> _Data excerpts_:
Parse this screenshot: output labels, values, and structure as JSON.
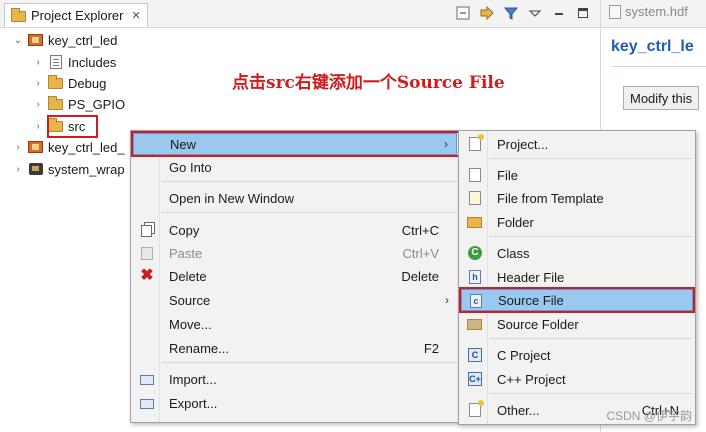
{
  "project_explorer": {
    "tab_label": "Project Explorer",
    "close_glyph": "✕",
    "toolbar_icons": [
      "collapse-all-icon",
      "link-with-editor-icon",
      "filter-icon",
      "view-menu-icon",
      "minimize-icon",
      "maximize-icon"
    ],
    "tree": [
      {
        "label": "key_ctrl_led",
        "expanded": true,
        "icon": "project-icon",
        "level": 0
      },
      {
        "label": "Includes",
        "expanded": false,
        "icon": "includes-icon",
        "level": 1
      },
      {
        "label": "Debug",
        "expanded": false,
        "icon": "folder-icon",
        "level": 1
      },
      {
        "label": "PS_GPIO",
        "expanded": false,
        "icon": "folder-icon",
        "level": 1
      },
      {
        "label": "src",
        "expanded": false,
        "icon": "folder-icon",
        "level": 1
      },
      {
        "label": "key_ctrl_led_",
        "expanded": false,
        "icon": "project-icon",
        "level": 0
      },
      {
        "label": "system_wrap",
        "expanded": false,
        "icon": "chip-icon",
        "level": 0
      }
    ]
  },
  "annotation": "点击src右键添加一个Source File",
  "editor": {
    "tab_label": "system.hdf",
    "title": "key_ctrl_le",
    "button_label": "Modify this"
  },
  "context_menu": {
    "items": [
      {
        "label": "New",
        "submenu": true,
        "highlighted": true
      },
      {
        "label": "Go Into"
      },
      {
        "label": "Open in New Window"
      },
      {
        "label": "Copy",
        "shortcut": "Ctrl+C",
        "icon": "copy-icon"
      },
      {
        "label": "Paste",
        "shortcut": "Ctrl+V",
        "icon": "paste-icon",
        "disabled": true
      },
      {
        "label": "Delete",
        "shortcut": "Delete",
        "icon": "delete-icon"
      },
      {
        "label": "Source",
        "submenu": true
      },
      {
        "label": "Move..."
      },
      {
        "label": "Rename...",
        "shortcut": "F2"
      },
      {
        "label": "Import...",
        "icon": "import-icon"
      },
      {
        "label": "Export...",
        "icon": "export-icon"
      }
    ]
  },
  "new_submenu": {
    "items": [
      {
        "label": "Project...",
        "icon": "new-project-icon"
      },
      {
        "label": "File",
        "icon": "file-icon"
      },
      {
        "label": "File from Template",
        "icon": "file-template-icon"
      },
      {
        "label": "Folder",
        "icon": "folder-icon"
      },
      {
        "label": "Class",
        "icon": "class-icon"
      },
      {
        "label": "Header File",
        "icon": "header-file-icon"
      },
      {
        "label": "Source File",
        "icon": "source-file-icon",
        "highlighted": true
      },
      {
        "label": "Source Folder",
        "icon": "source-folder-icon"
      },
      {
        "label": "C Project",
        "icon": "c-project-icon"
      },
      {
        "label": "C++ Project",
        "icon": "cpp-project-icon"
      },
      {
        "label": "Other...",
        "shortcut": "Ctrl+N",
        "icon": "other-icon"
      }
    ]
  },
  "watermark": "CSDN @伊宇韵",
  "colors": {
    "highlight": "#99c9ef",
    "highlight_border": "#5a9be0",
    "annotation_red": "#d21b1b",
    "editor_title_blue": "#1f5fa8"
  }
}
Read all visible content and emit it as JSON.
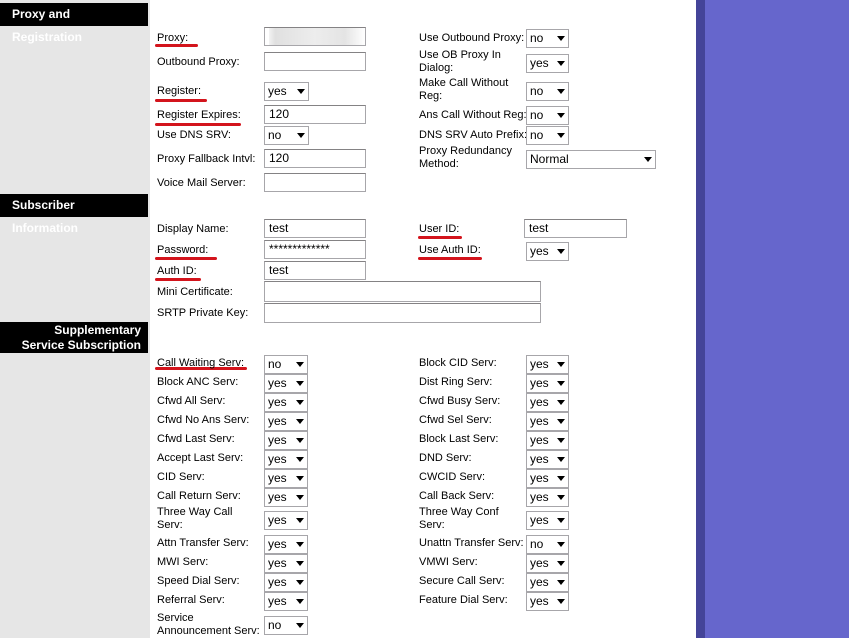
{
  "sections": {
    "proxy": "Proxy and Registration",
    "subscriber": "Subscriber Information",
    "supplementary": "Supplementary Service Subscription"
  },
  "proxy": {
    "proxy_label": "Proxy:",
    "outbound_proxy_label": "Outbound Proxy:",
    "register_label": "Register:",
    "register_value": "yes",
    "register_expires_label": "Register Expires:",
    "register_expires_value": "120",
    "use_dns_srv_label": "Use DNS SRV:",
    "use_dns_srv_value": "no",
    "proxy_fallback_label": "Proxy Fallback Intvl:",
    "proxy_fallback_value": "120",
    "voice_mail_server_label": "Voice Mail Server:",
    "use_outbound_proxy_label": "Use Outbound Proxy:",
    "use_outbound_proxy_value": "no",
    "use_ob_proxy_dialog_label": "Use OB Proxy In Dialog:",
    "use_ob_proxy_dialog_value": "yes",
    "make_call_without_reg_label": "Make Call Without Reg:",
    "make_call_without_reg_value": "no",
    "ans_call_without_reg_label": "Ans Call Without Reg:",
    "ans_call_without_reg_value": "no",
    "dns_srv_auto_prefix_label": "DNS SRV Auto Prefix:",
    "dns_srv_auto_prefix_value": "no",
    "proxy_redundancy_label": "Proxy Redundancy Method:",
    "proxy_redundancy_value": "Normal"
  },
  "subscriber": {
    "display_name_label": "Display Name:",
    "display_name_value": "test",
    "password_label": "Password:",
    "password_value": "*************",
    "auth_id_label": "Auth ID:",
    "auth_id_value": "test",
    "mini_certificate_label": "Mini Certificate:",
    "srtp_private_key_label": "SRTP Private Key:",
    "user_id_label": "User ID:",
    "user_id_value": "test",
    "use_auth_id_label": "Use Auth ID:",
    "use_auth_id_value": "yes"
  },
  "services": {
    "left": [
      {
        "label": "Call Waiting Serv:",
        "value": "no"
      },
      {
        "label": "Block ANC Serv:",
        "value": "yes"
      },
      {
        "label": "Cfwd All Serv:",
        "value": "yes"
      },
      {
        "label": "Cfwd No Ans Serv:",
        "value": "yes"
      },
      {
        "label": "Cfwd Last Serv:",
        "value": "yes"
      },
      {
        "label": "Accept Last Serv:",
        "value": "yes"
      },
      {
        "label": "CID Serv:",
        "value": "yes"
      },
      {
        "label": "Call Return Serv:",
        "value": "yes"
      },
      {
        "label": "Three Way Call Serv:",
        "value": "yes"
      },
      {
        "label": "Attn Transfer Serv:",
        "value": "yes"
      },
      {
        "label": "MWI Serv:",
        "value": "yes"
      },
      {
        "label": "Speed Dial Serv:",
        "value": "yes"
      },
      {
        "label": "Referral Serv:",
        "value": "yes"
      },
      {
        "label": "Service Announcement Serv:",
        "value": "no"
      }
    ],
    "right": [
      {
        "label": "Block CID Serv:",
        "value": "yes"
      },
      {
        "label": "Dist Ring Serv:",
        "value": "yes"
      },
      {
        "label": "Cfwd Busy Serv:",
        "value": "yes"
      },
      {
        "label": "Cfwd Sel Serv:",
        "value": "yes"
      },
      {
        "label": "Block Last Serv:",
        "value": "yes"
      },
      {
        "label": "DND Serv:",
        "value": "yes"
      },
      {
        "label": "CWCID Serv:",
        "value": "yes"
      },
      {
        "label": "Call Back Serv:",
        "value": "yes"
      },
      {
        "label": "Three Way Conf Serv:",
        "value": "yes"
      },
      {
        "label": "Unattn Transfer Serv:",
        "value": "no"
      },
      {
        "label": "VMWI Serv:",
        "value": "yes"
      },
      {
        "label": "Secure Call Serv:",
        "value": "yes"
      },
      {
        "label": "Feature Dial Serv:",
        "value": "yes"
      }
    ]
  },
  "colors": {
    "sidebar": "#e6e6e6",
    "header": "#000000",
    "right_pane": "#6666cc",
    "annotation_underline": "#d3141c"
  }
}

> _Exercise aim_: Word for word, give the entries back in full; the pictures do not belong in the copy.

> _Solution for this exercise_:
Parse this screenshot: output labels, values, and structure as JSON.
{
  "project_explorer": {
    "tab_label": "Project Explorer",
    "close_glyph": "✕",
    "toolbar_icons": [
      "collapse-all-icon",
      "link-with-editor-icon",
      "filter-icon",
      "view-menu-icon",
      "minimize-icon",
      "maximize-icon"
    ],
    "tree": [
      {
        "label": "key_ctrl_led",
        "expanded": true,
        "icon": "project-icon",
        "level": 0
      },
      {
        "label": "Includes",
        "expanded": false,
        "icon": "includes-icon",
        "level": 1
      },
      {
        "label": "Debug",
        "expanded": false,
        "icon": "folder-icon",
        "level": 1
      },
      {
        "label": "PS_GPIO",
        "expanded": false,
        "icon": "folder-icon",
        "level": 1
      },
      {
        "label": "src",
        "expanded": false,
        "icon": "folder-icon",
        "level": 1
      },
      {
        "label": "key_ctrl_led_",
        "expanded": false,
        "icon": "project-icon",
        "level": 0
      },
      {
        "label": "system_wrap",
        "expanded": false,
        "icon": "chip-icon",
        "level": 0
      }
    ]
  },
  "annotation": "点击src右键添加一个Source File",
  "editor": {
    "tab_label": "system.hdf",
    "title": "key_ctrl_le",
    "button_label": "Modify this"
  },
  "context_menu": {
    "items": [
      {
        "label": "New",
        "submenu": true,
        "highlighted": true
      },
      {
        "label": "Go Into"
      },
      {
        "label": "Open in New Window"
      },
      {
        "label": "Copy",
        "shortcut": "Ctrl+C",
        "icon": "copy-icon"
      },
      {
        "label": "Paste",
        "shortcut": "Ctrl+V",
        "icon": "paste-icon",
        "disabled": true
      },
      {
        "label": "Delete",
        "shortcut": "Delete",
        "icon": "delete-icon"
      },
      {
        "label": "Source",
        "submenu": true
      },
      {
        "label": "Move..."
      },
      {
        "label": "Rename...",
        "shortcut": "F2"
      },
      {
        "label": "Import...",
        "icon": "import-icon"
      },
      {
        "label": "Export...",
        "icon": "export-icon"
      }
    ]
  },
  "new_submenu": {
    "items": [
      {
        "label": "Project...",
        "icon": "new-project-icon"
      },
      {
        "label": "File",
        "icon": "file-icon"
      },
      {
        "label": "File from Template",
        "icon": "file-template-icon"
      },
      {
        "label": "Folder",
        "icon": "folder-icon"
      },
      {
        "label": "Class",
        "icon": "class-icon"
      },
      {
        "label": "Header File",
        "icon": "header-file-icon"
      },
      {
        "label": "Source File",
        "icon": "source-file-icon",
        "highlighted": true
      },
      {
        "label": "Source Folder",
        "icon": "source-folder-icon"
      },
      {
        "label": "C Project",
        "icon": "c-project-icon"
      },
      {
        "label": "C++ Project",
        "icon": "cpp-project-icon"
      },
      {
        "label": "Other...",
        "shortcut": "Ctrl+N",
        "icon": "other-icon"
      }
    ]
  },
  "watermark": "CSDN @伊宇韵",
  "colors": {
    "highlight": "#99c9ef",
    "highlight_border": "#5a9be0",
    "annotation_red": "#d21b1b",
    "editor_title_blue": "#1f5fa8"
  }
}
Read all visible content and emit it as JSON.
{
  "sections": {
    "proxy": "Proxy and Registration",
    "subscriber": "Subscriber Information",
    "supplementary": "Supplementary Service Subscription"
  },
  "proxy": {
    "proxy_label": "Proxy:",
    "outbound_proxy_label": "Outbound Proxy:",
    "register_label": "Register:",
    "register_value": "yes",
    "register_expires_label": "Register Expires:",
    "register_expires_value": "120",
    "use_dns_srv_label": "Use DNS SRV:",
    "use_dns_srv_value": "no",
    "proxy_fallback_label": "Proxy Fallback Intvl:",
    "proxy_fallback_value": "120",
    "voice_mail_server_label": "Voice Mail Server:",
    "use_outbound_proxy_label": "Use Outbound Proxy:",
    "use_outbound_proxy_value": "no",
    "use_ob_proxy_dialog_label": "Use OB Proxy In Dialog:",
    "use_ob_proxy_dialog_value": "yes",
    "make_call_without_reg_label": "Make Call Without Reg:",
    "make_call_without_reg_value": "no",
    "ans_call_without_reg_label": "Ans Call Without Reg:",
    "ans_call_without_reg_value": "no",
    "dns_srv_auto_prefix_label": "DNS SRV Auto Prefix:",
    "dns_srv_auto_prefix_value": "no",
    "proxy_redundancy_label": "Proxy Redundancy Method:",
    "proxy_redundancy_value": "Normal"
  },
  "subscriber": {
    "display_name_label": "Display Name:",
    "display_name_value": "test",
    "password_label": "Password:",
    "password_value": "*************",
    "auth_id_label": "Auth ID:",
    "auth_id_value": "test",
    "mini_certificate_label": "Mini Certificate:",
    "srtp_private_key_label": "SRTP Private Key:",
    "user_id_label": "User ID:",
    "user_id_value": "test",
    "use_auth_id_label": "Use Auth ID:",
    "use_auth_id_value": "yes"
  },
  "services": {
    "left": [
      {
        "label": "Call Waiting Serv:",
        "value": "no"
      },
      {
        "label": "Block ANC Serv:",
        "value": "yes"
      },
      {
        "label": "Cfwd All Serv:",
        "value": "yes"
      },
      {
        "label": "Cfwd No Ans Serv:",
        "value": "yes"
      },
      {
        "label": "Cfwd Last Serv:",
        "value": "yes"
      },
      {
        "label": "Accept Last Serv:",
        "value": "yes"
      },
      {
        "label": "CID Serv:",
        "value": "yes"
      },
      {
        "label": "Call Return Serv:",
        "value": "yes"
      },
      {
        "label": "Three Way Call Serv:",
        "value": "yes"
      },
      {
        "label": "Attn Transfer Serv:",
        "value": "yes"
      },
      {
        "label": "MWI Serv:",
        "value": "yes"
      },
      {
        "label": "Speed Dial Serv:",
        "value": "yes"
      },
      {
        "label": "Referral Serv:",
        "value": "yes"
      },
      {
        "label": "Service Announcement Serv:",
        "value": "no"
      }
    ],
    "right": [
      {
        "label": "Block CID Serv:",
        "value": "yes"
      },
      {
        "label": "Dist Ring Serv:",
        "value": "yes"
      },
      {
        "label": "Cfwd Busy Serv:",
        "value": "yes"
      },
      {
        "label": "Cfwd Sel Serv:",
        "value": "yes"
      },
      {
        "label": "Block Last Serv:",
        "value": "yes"
      },
      {
        "label": "DND Serv:",
        "value": "yes"
      },
      {
        "label": "CWCID Serv:",
        "value": "yes"
      },
      {
        "label": "Call Back Serv:",
        "value": "yes"
      },
      {
        "label": "Three Way Conf Serv:",
        "value": "yes"
      },
      {
        "label": "Unattn Transfer Serv:",
        "value": "no"
      },
      {
        "label": "VMWI Serv:",
        "value": "yes"
      },
      {
        "label": "Secure Call Serv:",
        "value": "yes"
      },
      {
        "label": "Feature Dial Serv:",
        "value": "yes"
      }
    ]
  },
  "colors": {
    "sidebar": "#e6e6e6",
    "header": "#000000",
    "right_pane": "#6666cc",
    "annotation_underline": "#d3141c"
  }
}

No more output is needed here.